Rob Steele said: “Choosing a pet travel restraint is not just about reducing distraction while driving. Most owners don’t realise it’s also about keeping pets protected and safe within the car, especially in case of sudden braking. There are a huge number of different dog restraint options to choose from, from guards to seats and tethers.”

1. Dog guards

For most people, a dog guard partition or barrier between the back seat and boot of the car is a great way to ensure that dogs don’t enter the passenger area. They’re ideal for larger breeds that can’t be safely restrained on or in a seat, as well as more nervous dogs – giving them a secure space to relax and lie down.

The PetSafe® Cargo Area Net Barrier, RRP £17.99 has a patented design with a claw-proof micro-mesh material that is much easier to see through than metal tube-styles. The netting is attached to a pop-up wire frame which keeps it from sagging and makes it easy to fix and remove. Additionally, its adjustable suspension system allows the barrier to fit all vehicles with headrests. A Front Seat Barrier, RRP £17.99 is also available, which enables dogs to safely travel in the back seat by blocking the gap between the two front seats and console.

2. Dog safety seats

Dog safety seats keep dogs contained in one place whilst driving – considerably reducing driver distractions and are ideal for smaller pups.

When selecting a model, make sure it connects securely to the vehicle’s seat belt and, as is the case with the PetSafe® Happy Ride® Dog Safety Seat, RRP £72.99 that its tether also attaches your dog’s harness to the seat belt. The seat can be used in the front or back seat of any vehicle. Booster seats like the Happy Ride® Quilted Booster Seat, RRP £45.99 are ideal for the smallest of breeds, but remember, if your safety seat is affixed in the front, the passenger airbag should be turned off.

3. Tethers, harnesses and seatbelts

Seatbelt restraints are inexpensive to buy and simple to use, which is why they’re one of the most popular restraining methods – especially for those who drive hatchbacks and saloon cars.

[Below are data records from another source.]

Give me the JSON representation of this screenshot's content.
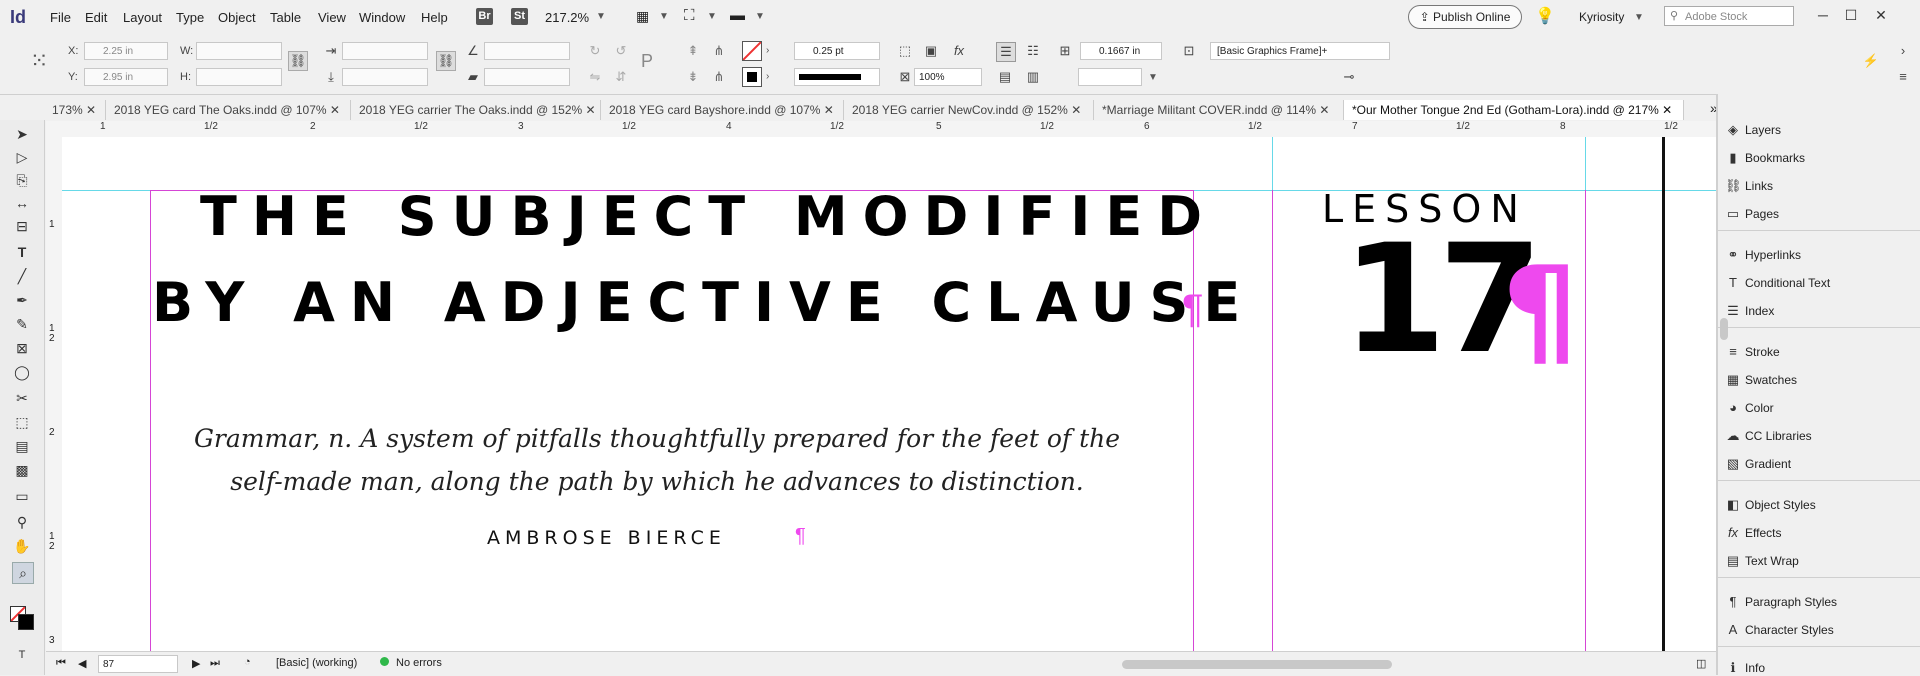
{
  "app": {
    "logo": "Id"
  },
  "menu": [
    "File",
    "Edit",
    "Layout",
    "Type",
    "Object",
    "Table",
    "View",
    "Window",
    "Help"
  ],
  "menubar": {
    "br": "Br",
    "st": "St",
    "zoom": "217.2%",
    "publish": "Publish Online",
    "user": "Kyriosity",
    "search_placeholder": "Adobe Stock"
  },
  "control": {
    "x_label": "X:",
    "x_value": "2.25 in",
    "y_label": "Y:",
    "y_value": "2.95 in",
    "w_label": "W:",
    "h_label": "H:",
    "stroke_weight": "0.25 pt",
    "scale": "100%",
    "fit_value": "0.1667 in",
    "object_style": "[Basic Graphics Frame]+",
    "fx": "fx"
  },
  "tabs": [
    "173%",
    "2018 YEG card The Oaks.indd @ 107%",
    "2018 YEG carrier The Oaks.indd @ 152%",
    "2018 YEG card Bayshore.indd @ 107%",
    "2018 YEG carrier NewCov.indd @ 152%",
    "*Marriage Militant COVER.indd @ 114%",
    "*Our Mother Tongue 2nd Ed (Gotham-Lora).indd @ 217%"
  ],
  "ruler": {
    "h": [
      "1",
      "1/2",
      "2",
      "1/2",
      "3",
      "1/2",
      "4",
      "1/2",
      "5",
      "1/2",
      "6",
      "1/2",
      "7",
      "1/2",
      "8",
      "1/2"
    ],
    "v": [
      "1",
      "1",
      "2",
      "2",
      "1",
      "2",
      "3"
    ]
  },
  "document": {
    "title_line1": "THE SUBJECT MODIFIED",
    "title_line2": "BY AN ADJECTIVE CLAUSE",
    "quote_line1": "Grammar, n. A system of pitfalls thoughtfully prepared for the feet of the",
    "quote_line2": "self-made man, along the path by which he advances to distinction.",
    "author": "AMBROSE BIERCE",
    "lesson_label": "LESSON",
    "lesson_number": "17",
    "pilcrow": "¶"
  },
  "status": {
    "page": "87",
    "style": "[Basic] (working)",
    "errors": "No errors"
  },
  "panel": {
    "groups": [
      [
        "Layers",
        "Bookmarks",
        "Links",
        "Pages"
      ],
      [
        "Hyperlinks",
        "Conditional Text",
        "Index"
      ],
      [
        "Stroke",
        "Swatches",
        "Color",
        "CC Libraries",
        "Gradient"
      ],
      [
        "Object Styles",
        "Effects",
        "Text Wrap"
      ],
      [
        "Paragraph Styles",
        "Character Styles"
      ],
      [
        "Info"
      ]
    ]
  },
  "colors": {
    "accent": "#ee49ee",
    "guide": "#66d9e8",
    "margin": "#d545d5"
  }
}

The most versatile and straightforward is a safety tether like the Vehicle Safety Tether, RRP £5.99 from PetSafe®. Other similar options include ziplines like the PupZip Zipline, RRP £10.99 which fit all pets and vehicles and can be used in the back seat or boot. This system is particularly popular for larger breeds, and its elasticated and adjustable leash-based design allows the dog to sit and lie down on the back seat without too much hindrance, whilst protecting the pooch in the event of heavy breaking or bumps.

They’re all quick to install and can also be paired with a safety harness for even greater protection and comfort. The PetSafe® Deluxe Vehicle Safety Harness, RRP £15.99 integrates with a car’s seat belt system to enable some movement whilst traveling but locks down during sudden stops. Make sure it fits securely around your dog’s body.

The better it fits your dog, the less likely it is to come loose. So, always ensure all clasps and clips are robust and secure. And whilst they work for most dogs, seat belts might not be the best option for tiny dogs. For those with toy breeds, we recommend that a safety or booster seat is the best way to travel in the car.

Rob Steele continued: “We’ll certainly be celebrating Bring your Dog to Work Day at PetSafe® Brand but we also want to use the opportunity to highlight the importance of safe car travel with our pets. One study shows that drivers with unrestrained dogs in their cars are twice as likely to be distracted by their canine companions and that motorists on car journeys with dogs that weren’t secured in some way had heart rates up to 34 beats per minute faster than drivers who had decided to restrain their pets. We want as many people and workplaces as possible to celebrate and join in with this year’s Bring Your Dog to Work Day, whilst raising awareness of how we can all travel safely, legally and enjoyably in the car with our canine companions.”